Interface dataset entries
+ + + +
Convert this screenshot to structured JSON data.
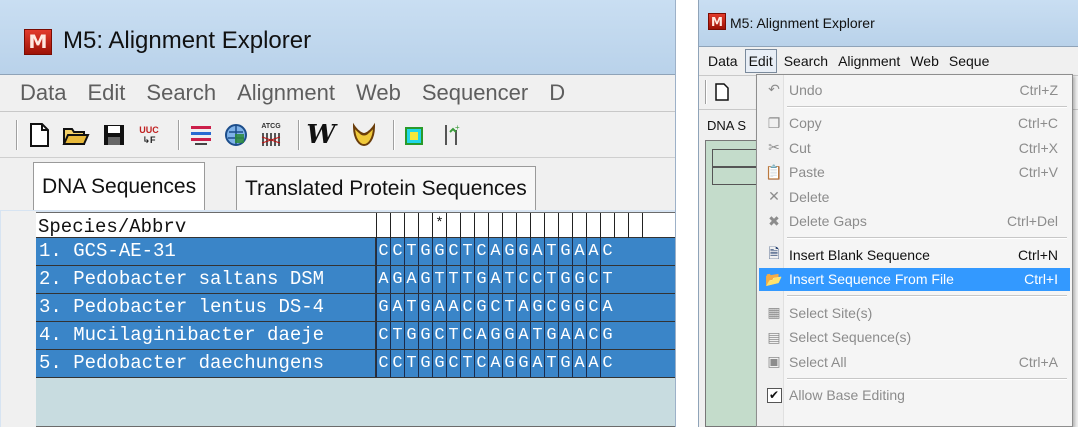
{
  "left": {
    "window_title": "M5: Alignment Explorer",
    "app_icon_letter": "M",
    "menu": [
      "Data",
      "Edit",
      "Search",
      "Alignment",
      "Web",
      "Sequencer",
      "D"
    ],
    "toolbar_icons": [
      "new-file-icon",
      "open-folder-icon",
      "save-icon",
      "translate-uuc-icon",
      "sequence-lines-icon",
      "web-query-icon",
      "atcg-icon",
      "w-align-icon",
      "muscle-icon",
      "sequence-star-icon",
      "merge-icon"
    ],
    "toolbar_text": {
      "translate_top": "UUC",
      "translate_bottom": "↳F",
      "atcg": "ATCG",
      "w": "W"
    },
    "tabs": [
      "DNA Sequences",
      "Translated Protein Sequences"
    ],
    "grid": {
      "species_header": "Species/Abbrv",
      "header_marks": [
        "",
        "",
        "",
        "",
        "*",
        "",
        "",
        "",
        "",
        "",
        "",
        "",
        "",
        "",
        "",
        "",
        "",
        "",
        "",
        ""
      ],
      "rows": [
        {
          "name": "1.  GCS-AE-31",
          "seq": "CCTGGCTCAGGATGAAC"
        },
        {
          "name": "2.  Pedobacter saltans DSM",
          "seq": "AGAGTTTGATCCTGGCT"
        },
        {
          "name": "3.  Pedobacter lentus DS-4",
          "seq": "GATGAACGCTAGCGGCA"
        },
        {
          "name": "4.  Mucilaginibacter daeje",
          "seq": "CTGGCTCAGGATGAACG"
        },
        {
          "name": "5.  Pedobacter daechungens",
          "seq": "CCTGGCTCAGGATGAAC"
        }
      ]
    }
  },
  "right": {
    "window_title": "M5: Alignment Explorer",
    "app_icon_letter": "M",
    "menu": [
      "Data",
      "Edit",
      "Search",
      "Alignment",
      "Web",
      "Seque"
    ],
    "tab_fragment": "DNA S",
    "edit_menu": [
      {
        "icon": "undo-icon",
        "glyph": "↶",
        "label": "Undo",
        "shortcut": "Ctrl+Z",
        "state": "disabled"
      },
      {
        "sep": true
      },
      {
        "icon": "copy-icon",
        "glyph": "❐",
        "label": "Copy",
        "shortcut": "Ctrl+C",
        "state": "disabled"
      },
      {
        "icon": "cut-icon",
        "glyph": "✂",
        "label": "Cut",
        "shortcut": "Ctrl+X",
        "state": "disabled"
      },
      {
        "icon": "paste-icon",
        "glyph": "📋",
        "label": "Paste",
        "shortcut": "Ctrl+V",
        "state": "disabled"
      },
      {
        "icon": "delete-icon",
        "glyph": "✕",
        "label": "Delete",
        "shortcut": "",
        "state": "disabled"
      },
      {
        "icon": "delete-gaps-icon",
        "glyph": "✖",
        "label": "Delete Gaps",
        "shortcut": "Ctrl+Del",
        "state": "disabled"
      },
      {
        "sep": true
      },
      {
        "icon": "insert-blank-sequence-icon",
        "glyph": "🗎",
        "label": "Insert Blank Sequence",
        "shortcut": "Ctrl+N",
        "state": "enabled"
      },
      {
        "icon": "insert-sequence-file-icon",
        "glyph": "📂",
        "label": "Insert Sequence From File",
        "shortcut": "Ctrl+I",
        "state": "highlighted"
      },
      {
        "sep": true
      },
      {
        "icon": "select-sites-icon",
        "glyph": "▦",
        "label": "Select Site(s)",
        "shortcut": "",
        "state": "disabled"
      },
      {
        "icon": "select-sequences-icon",
        "glyph": "▤",
        "label": "Select Sequence(s)",
        "shortcut": "",
        "state": "disabled"
      },
      {
        "icon": "select-all-icon",
        "glyph": "▣",
        "label": "Select All",
        "shortcut": "Ctrl+A",
        "state": "disabled"
      },
      {
        "sep": true
      },
      {
        "icon": "checkbox-icon",
        "glyph": "✔",
        "label": "Allow Base Editing",
        "shortcut": "",
        "state": "disabled",
        "checkbox": true
      }
    ]
  },
  "colors": {
    "selection_blue": "#3a85c8",
    "highlight_blue": "#3399ff",
    "grid_background": "#c8dce0",
    "title_gradient": "#c9def2"
  }
}
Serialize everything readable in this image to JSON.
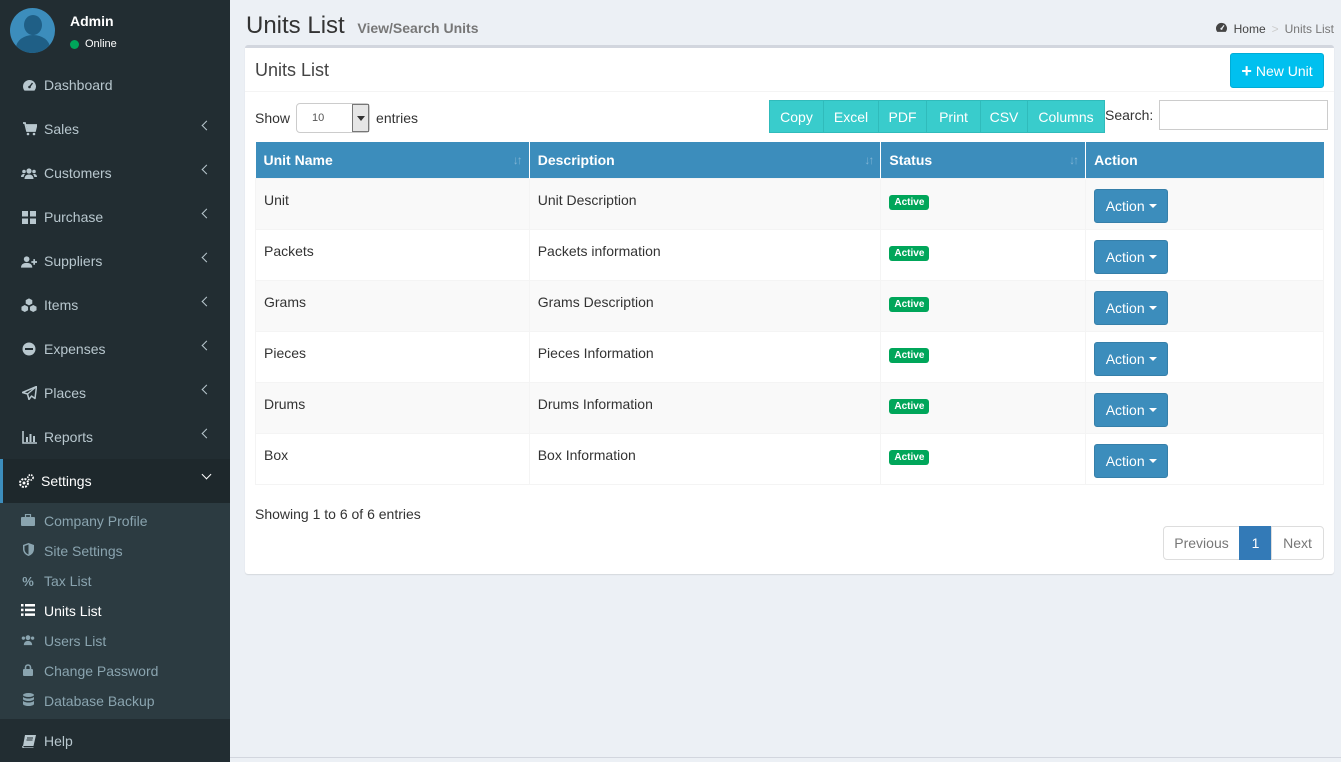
{
  "user": {
    "name": "Admin",
    "status": "Online"
  },
  "sidebar": {
    "items": [
      {
        "label": "Dashboard",
        "icon": "dashboard-icon"
      },
      {
        "label": "Sales",
        "icon": "cart-icon"
      },
      {
        "label": "Customers",
        "icon": "users-icon"
      },
      {
        "label": "Purchase",
        "icon": "grid-icon"
      },
      {
        "label": "Suppliers",
        "icon": "user-plus-icon"
      },
      {
        "label": "Items",
        "icon": "cubes-icon"
      },
      {
        "label": "Expenses",
        "icon": "minus-circle-icon"
      },
      {
        "label": "Places",
        "icon": "paper-plane-icon"
      },
      {
        "label": "Reports",
        "icon": "bar-chart-icon"
      },
      {
        "label": "Settings",
        "icon": "gears-icon"
      }
    ],
    "settings_sub": [
      {
        "label": "Company Profile",
        "icon": "briefcase-icon"
      },
      {
        "label": "Site Settings",
        "icon": "shield-icon"
      },
      {
        "label": "Tax List",
        "icon": "percent-icon"
      },
      {
        "label": "Units List",
        "icon": "list-icon"
      },
      {
        "label": "Users List",
        "icon": "users-icon"
      },
      {
        "label": "Change Password",
        "icon": "lock-icon"
      },
      {
        "label": "Database Backup",
        "icon": "database-icon"
      }
    ],
    "help": {
      "label": "Help",
      "icon": "book-icon"
    }
  },
  "header": {
    "title": "Units List",
    "subtitle": "View/Search Units",
    "breadcrumb_home": "Home",
    "breadcrumb_current": "Units List"
  },
  "box": {
    "title": "Units List",
    "new_button": "New Unit"
  },
  "controls": {
    "show_label": "Show",
    "entries_value": "10",
    "entries_label": "entries",
    "search_label": "Search:",
    "search_value": "",
    "export_buttons": [
      "Copy",
      "Excel",
      "PDF",
      "Print",
      "CSV",
      "Columns"
    ]
  },
  "table": {
    "headers": [
      "Unit Name",
      "Description",
      "Status",
      "Action"
    ],
    "rows": [
      {
        "name": "Unit",
        "description": "Unit Description",
        "status": "Active",
        "action": "Action"
      },
      {
        "name": "Packets",
        "description": "Packets information",
        "status": "Active",
        "action": "Action"
      },
      {
        "name": "Grams",
        "description": "Grams Description",
        "status": "Active",
        "action": "Action"
      },
      {
        "name": "Pieces",
        "description": "Pieces Information",
        "status": "Active",
        "action": "Action"
      },
      {
        "name": "Drums",
        "description": "Drums Information",
        "status": "Active",
        "action": "Action"
      },
      {
        "name": "Box",
        "description": "Box Information",
        "status": "Active",
        "action": "Action"
      }
    ]
  },
  "footer": {
    "info": "Showing 1 to 6 of 6 entries",
    "prev": "Previous",
    "page": "1",
    "next": "Next"
  },
  "colors": {
    "sidebar_bg": "#222d32",
    "primary": "#3c8dbc",
    "info": "#00c0ef",
    "teal": "#39cccc",
    "success": "#00a65a"
  }
}
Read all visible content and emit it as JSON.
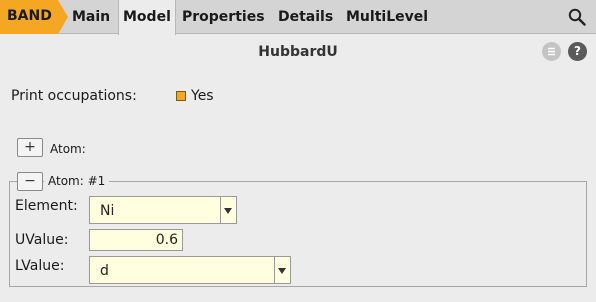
{
  "app": {
    "name": "BAND",
    "brand_color": "#f5a623"
  },
  "tabs": [
    {
      "label": "Main",
      "active": false
    },
    {
      "label": "Model",
      "active": true
    },
    {
      "label": "Properties",
      "active": false
    },
    {
      "label": "Details",
      "active": false
    },
    {
      "label": "MultiLevel",
      "active": false
    }
  ],
  "header": {
    "title": "HubbardU",
    "help_glyph": "?"
  },
  "print_occupations": {
    "label": "Print occupations:",
    "value_label": "Yes",
    "checked": true
  },
  "atom_add": {
    "button": "+",
    "label": "Atom:"
  },
  "atom_group": {
    "button": "−",
    "legend": "Atom: #1",
    "element": {
      "label": "Element:",
      "value": "Ni"
    },
    "uvalue": {
      "label": "UValue:",
      "value": "0.6"
    },
    "lvalue": {
      "label": "LValue:",
      "value": "d"
    }
  }
}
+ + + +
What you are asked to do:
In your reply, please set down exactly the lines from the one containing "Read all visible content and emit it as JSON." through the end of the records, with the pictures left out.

Response below:
Read all visible content and emit it as JSON.
{
  "app": {
    "name": "BAND",
    "brand_color": "#f5a623"
  },
  "tabs": [
    {
      "label": "Main",
      "active": false
    },
    {
      "label": "Model",
      "active": true
    },
    {
      "label": "Properties",
      "active": false
    },
    {
      "label": "Details",
      "active": false
    },
    {
      "label": "MultiLevel",
      "active": false
    }
  ],
  "header": {
    "title": "HubbardU",
    "help_glyph": "?"
  },
  "print_occupations": {
    "label": "Print occupations:",
    "value_label": "Yes",
    "checked": true
  },
  "atom_add": {
    "button": "+",
    "label": "Atom:"
  },
  "atom_group": {
    "button": "−",
    "legend": "Atom: #1",
    "element": {
      "label": "Element:",
      "value": "Ni"
    },
    "uvalue": {
      "label": "UValue:",
      "value": "0.6"
    },
    "lvalue": {
      "label": "LValue:",
      "value": "d"
    }
  }
}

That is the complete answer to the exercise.